Excitability
ability to respond to stimuli
contractility
ability to contract forcefully when stimulated
extensibility
ability to stretch without being damaged
elasticity
ability to return to an original length
fascia
dense sheet or broad band of irregular CT that surrounds muscles
epimysium
the outer most layer, separates muscle fibers into bundles called fascicles
perimysium
surrounds numerous bundles of fascicles
endomysium
separates individual muscle fiber from one another
tendon
cord that attach muscle to a bone
aponeuosis
broad, flattened tendon (attach the muscle to the structures that they move)
hypertrophy
the way muscle growth occurs
satellite cells
retain the capacity to regenerate damaged muscle fibers
sacolemma
the plasma membrane of a muscle cell
transverse tubules
tunnel in from the plasma membrane, muscle action potential travel through them
sarcopolasm
the cytoplasm of a muscle fiber
myoglobin
releases oxygen when itis needed for ATP production
myofibrils
thread like structures whcih have a contractile function
Sarcoplasmic Reticulum
membraneous sacs which encircles each myofibril and stores the calcium ions
sarcomeres
basic functional unit of a myofibril
z-discs
separate one sarcomere from the next
A band
darker middlepart of sarcomere, thick and thin filaments overlap one another
I band
lighter, contains thin filaments but no thick filaments
H zone
center of each A band which contains thick but no thin filaments
M line
supporting proteins that hold the thick filaments together in the H zone
Regulatory Proteins
switch the contraction process on and off
Contractile proteins
generate force during contraction
myosin
thick filaments that functions as a motor protein which can achieve motion
actin
thin filaments that provide a site where a myosin head can attach
structural proteins
align the thick and thin filaments properly
titin
stabilize the position of myosin
dystrophin
links thin filaments t the sarcolemma
synapse
where communication occurs between a somatic motor neuron and a muscle fiber
synaptic cleft
gap that separates the two cells
neurotransmitter
chemical released by the initial cell communicating with the second cell
synaptic vesicles

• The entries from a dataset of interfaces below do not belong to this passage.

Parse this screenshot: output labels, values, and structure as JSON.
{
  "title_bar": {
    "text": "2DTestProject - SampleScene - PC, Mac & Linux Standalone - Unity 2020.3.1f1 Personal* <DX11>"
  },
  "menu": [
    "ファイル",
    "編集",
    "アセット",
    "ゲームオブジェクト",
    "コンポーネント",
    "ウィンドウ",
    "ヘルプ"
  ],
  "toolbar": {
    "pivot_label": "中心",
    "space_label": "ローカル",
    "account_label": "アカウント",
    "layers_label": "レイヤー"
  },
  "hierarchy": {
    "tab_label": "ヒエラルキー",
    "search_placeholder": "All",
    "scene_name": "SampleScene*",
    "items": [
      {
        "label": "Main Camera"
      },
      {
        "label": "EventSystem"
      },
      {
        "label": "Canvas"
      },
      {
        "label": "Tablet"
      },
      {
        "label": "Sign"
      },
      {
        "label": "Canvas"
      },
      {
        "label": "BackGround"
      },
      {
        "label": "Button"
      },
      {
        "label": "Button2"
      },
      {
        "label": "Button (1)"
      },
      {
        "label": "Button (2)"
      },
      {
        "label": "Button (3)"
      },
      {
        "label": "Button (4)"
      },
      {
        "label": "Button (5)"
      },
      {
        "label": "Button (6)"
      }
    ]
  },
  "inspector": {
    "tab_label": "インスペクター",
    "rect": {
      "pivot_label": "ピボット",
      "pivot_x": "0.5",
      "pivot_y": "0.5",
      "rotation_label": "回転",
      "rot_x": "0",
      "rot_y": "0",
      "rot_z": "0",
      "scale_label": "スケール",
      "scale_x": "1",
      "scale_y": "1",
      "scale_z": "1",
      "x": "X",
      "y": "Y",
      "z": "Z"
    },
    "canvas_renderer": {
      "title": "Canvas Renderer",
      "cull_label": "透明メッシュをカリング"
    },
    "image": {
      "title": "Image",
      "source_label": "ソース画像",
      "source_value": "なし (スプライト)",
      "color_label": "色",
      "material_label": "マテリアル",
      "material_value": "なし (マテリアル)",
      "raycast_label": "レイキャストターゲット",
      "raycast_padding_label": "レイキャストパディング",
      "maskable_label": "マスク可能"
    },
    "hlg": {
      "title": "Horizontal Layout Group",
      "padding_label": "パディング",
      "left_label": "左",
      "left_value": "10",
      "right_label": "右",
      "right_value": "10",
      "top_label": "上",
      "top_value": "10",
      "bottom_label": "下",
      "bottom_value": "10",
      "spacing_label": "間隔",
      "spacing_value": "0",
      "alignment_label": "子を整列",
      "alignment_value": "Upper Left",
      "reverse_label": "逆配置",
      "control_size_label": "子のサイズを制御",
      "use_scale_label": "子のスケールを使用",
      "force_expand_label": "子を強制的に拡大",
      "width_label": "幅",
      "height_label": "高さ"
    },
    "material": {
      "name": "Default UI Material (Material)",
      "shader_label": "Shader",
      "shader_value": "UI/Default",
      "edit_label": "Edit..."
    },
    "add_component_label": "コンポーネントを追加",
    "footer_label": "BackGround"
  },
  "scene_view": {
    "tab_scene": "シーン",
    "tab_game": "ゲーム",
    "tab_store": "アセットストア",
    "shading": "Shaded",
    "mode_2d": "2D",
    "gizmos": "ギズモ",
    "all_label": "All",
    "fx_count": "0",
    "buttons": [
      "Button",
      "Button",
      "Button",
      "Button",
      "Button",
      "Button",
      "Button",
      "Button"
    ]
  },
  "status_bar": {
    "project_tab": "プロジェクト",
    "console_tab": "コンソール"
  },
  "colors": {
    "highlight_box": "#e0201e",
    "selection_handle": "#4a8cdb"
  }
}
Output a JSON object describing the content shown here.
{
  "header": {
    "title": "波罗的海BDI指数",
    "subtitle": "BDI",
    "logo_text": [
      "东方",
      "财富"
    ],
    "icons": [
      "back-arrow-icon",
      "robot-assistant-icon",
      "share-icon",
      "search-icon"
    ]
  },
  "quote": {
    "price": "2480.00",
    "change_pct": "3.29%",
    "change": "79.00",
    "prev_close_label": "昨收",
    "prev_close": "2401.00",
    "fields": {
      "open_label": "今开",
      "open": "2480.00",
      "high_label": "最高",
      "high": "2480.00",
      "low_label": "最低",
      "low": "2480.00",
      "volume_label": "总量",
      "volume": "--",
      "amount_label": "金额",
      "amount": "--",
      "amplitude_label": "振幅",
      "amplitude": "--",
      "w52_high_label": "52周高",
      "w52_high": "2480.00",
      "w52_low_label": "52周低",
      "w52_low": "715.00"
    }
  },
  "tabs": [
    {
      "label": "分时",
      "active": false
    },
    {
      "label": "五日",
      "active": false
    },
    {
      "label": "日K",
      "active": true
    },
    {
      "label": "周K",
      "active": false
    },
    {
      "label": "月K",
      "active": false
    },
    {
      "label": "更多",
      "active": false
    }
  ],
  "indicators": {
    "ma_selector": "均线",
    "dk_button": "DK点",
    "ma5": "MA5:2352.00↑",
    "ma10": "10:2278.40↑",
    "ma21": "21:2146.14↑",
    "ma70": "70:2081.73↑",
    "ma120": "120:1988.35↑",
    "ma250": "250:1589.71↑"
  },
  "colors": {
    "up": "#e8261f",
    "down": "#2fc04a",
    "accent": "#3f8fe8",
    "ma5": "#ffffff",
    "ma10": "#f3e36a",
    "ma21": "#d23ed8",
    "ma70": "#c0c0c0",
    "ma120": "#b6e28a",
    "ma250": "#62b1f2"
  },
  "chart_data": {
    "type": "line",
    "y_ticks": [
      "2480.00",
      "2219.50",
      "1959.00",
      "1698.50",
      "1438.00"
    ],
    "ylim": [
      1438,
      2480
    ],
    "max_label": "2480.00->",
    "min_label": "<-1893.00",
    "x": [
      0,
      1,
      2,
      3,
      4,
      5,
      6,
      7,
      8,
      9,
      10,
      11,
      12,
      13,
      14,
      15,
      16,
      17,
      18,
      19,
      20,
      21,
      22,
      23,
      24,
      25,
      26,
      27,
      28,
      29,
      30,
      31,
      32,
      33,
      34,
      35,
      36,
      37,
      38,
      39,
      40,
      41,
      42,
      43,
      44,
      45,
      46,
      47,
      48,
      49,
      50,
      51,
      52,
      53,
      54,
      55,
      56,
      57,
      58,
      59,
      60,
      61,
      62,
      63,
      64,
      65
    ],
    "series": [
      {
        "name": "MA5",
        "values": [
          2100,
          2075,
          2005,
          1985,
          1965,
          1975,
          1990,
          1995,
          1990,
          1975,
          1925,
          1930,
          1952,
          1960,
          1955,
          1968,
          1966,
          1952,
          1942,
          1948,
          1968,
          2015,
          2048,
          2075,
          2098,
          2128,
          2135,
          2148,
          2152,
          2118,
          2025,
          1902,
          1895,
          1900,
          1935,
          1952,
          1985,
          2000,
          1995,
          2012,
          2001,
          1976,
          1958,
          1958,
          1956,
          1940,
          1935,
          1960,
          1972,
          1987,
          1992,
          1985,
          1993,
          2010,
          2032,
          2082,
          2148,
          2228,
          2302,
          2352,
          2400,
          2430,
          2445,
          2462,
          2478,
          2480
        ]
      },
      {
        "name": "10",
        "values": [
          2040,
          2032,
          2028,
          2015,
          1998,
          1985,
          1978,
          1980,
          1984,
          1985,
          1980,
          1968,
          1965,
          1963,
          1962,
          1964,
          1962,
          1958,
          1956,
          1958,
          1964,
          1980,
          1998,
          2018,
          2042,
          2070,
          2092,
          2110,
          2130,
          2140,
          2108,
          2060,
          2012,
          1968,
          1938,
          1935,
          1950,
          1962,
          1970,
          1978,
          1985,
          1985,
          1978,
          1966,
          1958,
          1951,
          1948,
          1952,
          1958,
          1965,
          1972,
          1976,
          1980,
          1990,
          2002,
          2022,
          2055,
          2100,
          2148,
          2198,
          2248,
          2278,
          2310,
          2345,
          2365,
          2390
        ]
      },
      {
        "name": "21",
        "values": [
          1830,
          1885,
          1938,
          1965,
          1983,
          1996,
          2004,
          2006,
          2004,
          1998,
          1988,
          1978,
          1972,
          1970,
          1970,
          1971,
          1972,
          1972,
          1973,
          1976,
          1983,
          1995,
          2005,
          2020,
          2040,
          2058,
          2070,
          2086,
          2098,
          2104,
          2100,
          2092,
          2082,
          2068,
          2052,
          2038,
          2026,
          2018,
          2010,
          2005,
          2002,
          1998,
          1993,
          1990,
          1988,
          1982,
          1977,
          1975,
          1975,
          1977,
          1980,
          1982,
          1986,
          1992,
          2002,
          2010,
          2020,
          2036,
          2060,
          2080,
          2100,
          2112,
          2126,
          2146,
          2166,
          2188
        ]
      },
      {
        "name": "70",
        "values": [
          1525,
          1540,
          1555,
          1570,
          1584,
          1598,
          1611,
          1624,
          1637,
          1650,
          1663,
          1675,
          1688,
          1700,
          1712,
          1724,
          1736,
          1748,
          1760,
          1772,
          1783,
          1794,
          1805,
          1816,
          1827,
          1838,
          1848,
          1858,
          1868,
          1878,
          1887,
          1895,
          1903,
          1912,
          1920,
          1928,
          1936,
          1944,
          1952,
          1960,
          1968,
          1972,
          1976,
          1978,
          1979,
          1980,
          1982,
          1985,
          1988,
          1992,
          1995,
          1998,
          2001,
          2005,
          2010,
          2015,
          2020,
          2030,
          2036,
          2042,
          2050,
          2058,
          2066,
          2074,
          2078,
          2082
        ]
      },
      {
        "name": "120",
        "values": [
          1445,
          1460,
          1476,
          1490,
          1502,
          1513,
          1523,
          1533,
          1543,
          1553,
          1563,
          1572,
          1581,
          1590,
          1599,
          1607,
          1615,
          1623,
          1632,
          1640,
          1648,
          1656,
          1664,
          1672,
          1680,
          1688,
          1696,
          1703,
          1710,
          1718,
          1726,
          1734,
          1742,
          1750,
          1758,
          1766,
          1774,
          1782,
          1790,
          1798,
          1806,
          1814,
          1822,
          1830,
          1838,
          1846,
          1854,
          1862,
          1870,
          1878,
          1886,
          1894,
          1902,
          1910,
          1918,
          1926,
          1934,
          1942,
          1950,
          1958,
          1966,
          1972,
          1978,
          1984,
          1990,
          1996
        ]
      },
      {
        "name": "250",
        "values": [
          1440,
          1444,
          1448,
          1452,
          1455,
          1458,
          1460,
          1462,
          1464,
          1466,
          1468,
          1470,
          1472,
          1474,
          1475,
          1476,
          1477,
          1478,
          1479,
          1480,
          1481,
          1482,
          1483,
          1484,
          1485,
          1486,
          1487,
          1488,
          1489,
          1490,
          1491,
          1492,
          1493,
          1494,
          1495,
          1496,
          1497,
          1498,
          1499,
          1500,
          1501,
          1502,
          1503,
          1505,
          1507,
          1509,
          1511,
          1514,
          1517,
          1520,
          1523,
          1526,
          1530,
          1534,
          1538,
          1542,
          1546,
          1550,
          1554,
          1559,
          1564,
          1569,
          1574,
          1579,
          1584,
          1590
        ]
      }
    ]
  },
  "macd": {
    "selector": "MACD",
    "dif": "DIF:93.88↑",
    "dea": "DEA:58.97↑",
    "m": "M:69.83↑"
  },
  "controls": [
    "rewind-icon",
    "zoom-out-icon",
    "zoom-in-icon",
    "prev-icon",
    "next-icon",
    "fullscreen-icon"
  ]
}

sacs suspended within the synaptic end bulb containing molecules of the neurotransmitter acetylcholine
motor end plate
the region of the muscle cell membrane opposite the synaptic end bults, contain Ach receptors
Botulinum toxin
blolcks release of Ach from synaptic vesicles
Creatine Phosphate
excess ATP is used to synthesize creatin phosphate and transfer a phosphate group to ADP
Anaerobic Respiration
series of ATP producing reactions that do not require oxygen
Aerobic Respiration
pyruvic acid is completely oxidized generating ATP, carbon dioxide, water, and heat
The 4 periods of contraction
latent period, contraction period, relaxation period, refractory period
Isotonic contraction
the tension developed remains constant while the muscle changes its length
isometric contraction
the tension generated is not enough for the object to be moved and the muscle does not change its length
Aging of muscle
brings a progressive loss of skeletal muscle mass, decrease in maximal strength, slowing of muscle reflexes, and loss of flexibility